The Lithuanian artist Jacques Lipchitz was a Cubist sculptor. Although he studied engineering in Lithuania under the influence of his father, he went to France to study art. In France, he studied at the Académie Julian and the Ecole des Beaux-Arts. He joined the Montparnasse and Montmartre communities, which had members such as Pablo Picasso and Juan Gris. He adapted himself to the art community so quickly that he became a Cubist sculptor.
Just three years after his arrival in France, he displayed his sculptures at the Salon d’Automne and the Salon de la Societe Nationale des Beaux-Arts. It was in 1920 that Jacques Lipchitz had his first solo exhibition in Paris at Léonce Rosenberg’s Galerie L’Effort Moderne. He always tried his best to be creative. In his 20s, he experimented with transparent sculptures that are part of abstract form experimentation.

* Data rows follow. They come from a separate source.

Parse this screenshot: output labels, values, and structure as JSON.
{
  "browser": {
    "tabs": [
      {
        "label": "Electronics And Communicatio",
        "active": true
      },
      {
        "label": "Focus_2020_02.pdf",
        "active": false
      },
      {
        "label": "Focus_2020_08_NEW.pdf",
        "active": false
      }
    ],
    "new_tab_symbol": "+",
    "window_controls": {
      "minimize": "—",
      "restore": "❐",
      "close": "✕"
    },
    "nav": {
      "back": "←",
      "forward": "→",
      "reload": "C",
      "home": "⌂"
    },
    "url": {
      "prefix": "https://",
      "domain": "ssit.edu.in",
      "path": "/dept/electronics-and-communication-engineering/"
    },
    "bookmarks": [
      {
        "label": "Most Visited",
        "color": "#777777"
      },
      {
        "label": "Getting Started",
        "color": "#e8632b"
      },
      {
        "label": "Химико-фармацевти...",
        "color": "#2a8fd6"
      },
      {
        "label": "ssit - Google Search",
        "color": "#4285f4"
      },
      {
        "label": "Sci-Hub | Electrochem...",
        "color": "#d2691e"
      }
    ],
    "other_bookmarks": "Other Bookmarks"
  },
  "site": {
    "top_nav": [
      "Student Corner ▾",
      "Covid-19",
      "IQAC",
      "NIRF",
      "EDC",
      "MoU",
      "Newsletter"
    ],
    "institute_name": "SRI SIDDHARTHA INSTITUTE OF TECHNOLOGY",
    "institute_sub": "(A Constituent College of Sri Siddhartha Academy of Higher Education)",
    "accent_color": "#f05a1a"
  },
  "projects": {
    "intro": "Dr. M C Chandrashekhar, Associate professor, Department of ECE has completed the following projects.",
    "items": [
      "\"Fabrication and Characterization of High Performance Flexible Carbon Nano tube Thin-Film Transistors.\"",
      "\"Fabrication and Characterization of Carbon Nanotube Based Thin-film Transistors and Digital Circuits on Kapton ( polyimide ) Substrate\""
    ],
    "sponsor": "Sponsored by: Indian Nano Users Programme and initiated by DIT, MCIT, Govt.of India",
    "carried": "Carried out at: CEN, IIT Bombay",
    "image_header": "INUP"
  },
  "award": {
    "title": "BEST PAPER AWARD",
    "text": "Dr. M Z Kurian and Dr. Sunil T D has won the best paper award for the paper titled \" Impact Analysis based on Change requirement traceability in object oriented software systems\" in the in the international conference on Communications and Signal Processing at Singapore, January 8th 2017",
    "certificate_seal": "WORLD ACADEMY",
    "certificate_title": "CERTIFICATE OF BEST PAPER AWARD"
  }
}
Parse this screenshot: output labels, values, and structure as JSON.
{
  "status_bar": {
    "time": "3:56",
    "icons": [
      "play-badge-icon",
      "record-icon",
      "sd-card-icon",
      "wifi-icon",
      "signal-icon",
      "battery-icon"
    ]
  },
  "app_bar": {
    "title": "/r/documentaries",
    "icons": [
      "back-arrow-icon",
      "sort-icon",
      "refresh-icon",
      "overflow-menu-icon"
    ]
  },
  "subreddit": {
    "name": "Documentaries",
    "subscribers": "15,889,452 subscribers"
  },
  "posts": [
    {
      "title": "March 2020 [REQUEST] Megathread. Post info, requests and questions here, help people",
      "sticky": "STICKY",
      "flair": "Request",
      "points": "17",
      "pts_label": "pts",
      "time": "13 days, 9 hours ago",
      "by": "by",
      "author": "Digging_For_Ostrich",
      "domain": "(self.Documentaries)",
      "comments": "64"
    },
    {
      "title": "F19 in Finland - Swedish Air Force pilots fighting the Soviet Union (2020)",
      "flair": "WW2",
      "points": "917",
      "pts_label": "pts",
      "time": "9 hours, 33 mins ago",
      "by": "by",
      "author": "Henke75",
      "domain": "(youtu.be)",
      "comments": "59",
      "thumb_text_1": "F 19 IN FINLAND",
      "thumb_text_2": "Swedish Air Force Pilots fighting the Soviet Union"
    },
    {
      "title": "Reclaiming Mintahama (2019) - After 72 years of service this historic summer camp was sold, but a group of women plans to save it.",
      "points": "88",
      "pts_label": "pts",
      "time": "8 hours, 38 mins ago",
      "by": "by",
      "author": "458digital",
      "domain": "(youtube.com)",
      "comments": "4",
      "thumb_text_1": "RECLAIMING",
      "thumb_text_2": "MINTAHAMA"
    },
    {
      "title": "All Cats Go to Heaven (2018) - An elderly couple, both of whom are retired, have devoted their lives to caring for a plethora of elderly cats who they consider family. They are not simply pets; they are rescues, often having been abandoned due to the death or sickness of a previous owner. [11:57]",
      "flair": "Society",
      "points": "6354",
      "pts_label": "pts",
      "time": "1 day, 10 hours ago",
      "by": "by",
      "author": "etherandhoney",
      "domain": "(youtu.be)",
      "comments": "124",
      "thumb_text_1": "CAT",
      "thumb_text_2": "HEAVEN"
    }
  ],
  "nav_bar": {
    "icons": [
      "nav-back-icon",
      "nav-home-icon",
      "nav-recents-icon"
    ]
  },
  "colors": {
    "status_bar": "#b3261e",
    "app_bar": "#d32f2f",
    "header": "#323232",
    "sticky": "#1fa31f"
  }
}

But later, the artist transformed his style into a dynamic one. But unfortunately, with the Nazi invasion and attacks on Jews, the artist had to move to New York, USA.
After settling in America, he did not stop creating and working. Jacques Lipchitz became one of the 250 sculptors who displayed artworks in the Third Sculpture International Exhibition in 1949. In 1963, the artist returned to Europe and lived there for several months each year.
Although many people think that being a refugee because of the political situation at that time is quite lucky, the artist is also quite lucky. because he could have the chance to observe artistic transformation in Europe. He became one of the first examples of a Cubist artist. His art life can be divided into three parts: his Cubist sculptures in the 1920s, his abstract sculptures at the beginning of World War II, and his Judaist sculptures in his late life. Jacques Lipchitz died when he was 81. The artist is now regarded as one of the most important Cubist sculptors.